This preview shows page 1. Sign up to view the full content.
Unformatted text preview: ortant cognitive and affective
outcomes? • Are your objectives aligned to state standards and/or district and
school curricular goals?. • Are your objectives consistent with sound principles of learning and
motivation? For example, do you take students’ needs and prior
knowledge into account? Are your objectives likely to lead to longterm retention of meaningful information? 9 • Are your objectives realistic given the nature of your students and the
time you have to accomplish those objectives? Can you differentiate
between essential objectives and useful but optional objectives?

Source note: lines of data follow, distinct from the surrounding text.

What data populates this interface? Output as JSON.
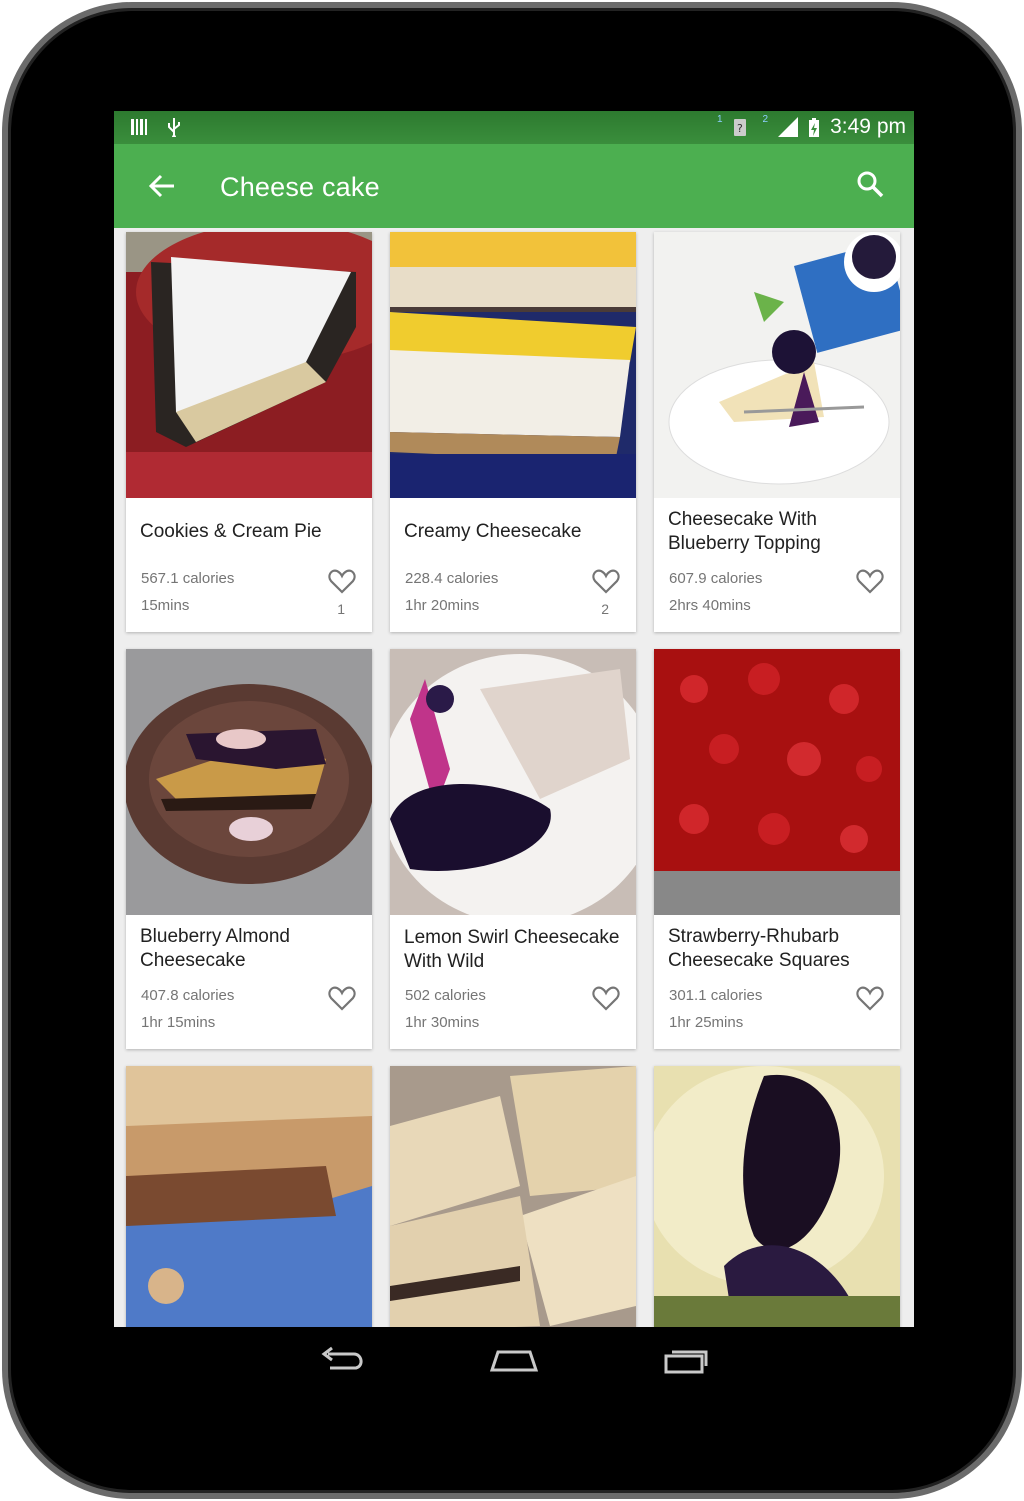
{
  "status_bar": {
    "time": "3:49 pm",
    "sim1_label": "1",
    "sim2_label": "2"
  },
  "app_bar": {
    "title": "Cheese cake"
  },
  "colors": {
    "primary": "#4caf50",
    "primary_dark": "#388e3c"
  },
  "recipes": [
    {
      "title": "Cookies & Cream Pie",
      "calories": "567.1 calories",
      "time": "15mins",
      "likes": "1",
      "image": "whipped-cream-pie-photo"
    },
    {
      "title": "Creamy Cheesecake",
      "calories": "228.4 calories",
      "time": "1hr 20mins",
      "likes": "2",
      "image": "lemon-topped-cheesecake-photo"
    },
    {
      "title": "Cheesecake With Blueberry Topping",
      "calories": "607.9 calories",
      "time": "2hrs 40mins",
      "likes": "",
      "image": "blueberry-cheesecake-plate-photo"
    },
    {
      "title": "Blueberry Almond Cheesecake",
      "calories": "407.8 calories",
      "time": "1hr 15mins",
      "likes": "",
      "image": "blueberry-almond-cheesecake-photo"
    },
    {
      "title": "Lemon Swirl Cheesecake With Wild",
      "calories": "502 calories",
      "time": "1hr 30mins",
      "likes": "",
      "image": "wild-blueberry-sauce-photo"
    },
    {
      "title": "Strawberry-Rhubarb Cheesecake Squares",
      "calories": "301.1 calories",
      "time": "1hr 25mins",
      "likes": "",
      "image": "strawberry-squares-photo"
    },
    {
      "title": "",
      "calories": "",
      "time": "",
      "likes": "",
      "image": "crumb-bar-photo"
    },
    {
      "title": "",
      "calories": "",
      "time": "",
      "likes": "",
      "image": "nut-topped-bars-photo"
    },
    {
      "title": "",
      "calories": "",
      "time": "",
      "likes": "",
      "image": "blueberry-dessert-photo"
    }
  ]
}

Instructional Alignment Instructional alignment occurs when the decisions concerning instructional activities and evaluation support the achievement of desired learning
outcomes (Cohen, 1987, 1995; Walker, 1998). Once objectives or desired learning
outcomes are identified, lessons or learning environments are designed that have
the best chance of producing those outcomes and evaluations are selected or
designed that tell whether or not the objective has been met. Instructional
alignment implies that different types of learning outcomes are likely to need
different lesson designs and evaluation approaches.
As an example of alignment decisions, assume that your objective is to
teach students how to prepare a microscope slide. What types of instructional
experiences are aligned to that simple objective? Your students would probably
find it useful to see the process demonstrated in some way, and to be given a
chance to practice what they have learned with feedback. An aligned assessment
for preparing a microscope slide would involve something like giving the students
the necessary equipment and seeing if they can prepare a slide.
Although instructional alignment originates from a behavioral view of
learning, it is an important consideration in almost all instructional design 10 approaches. For example, if your goal is to have students transfer what they have
learned to real-life situations, then the instruction should provide experiences with
real-world or aut...
View Full Document
- Spring '08
- The Bible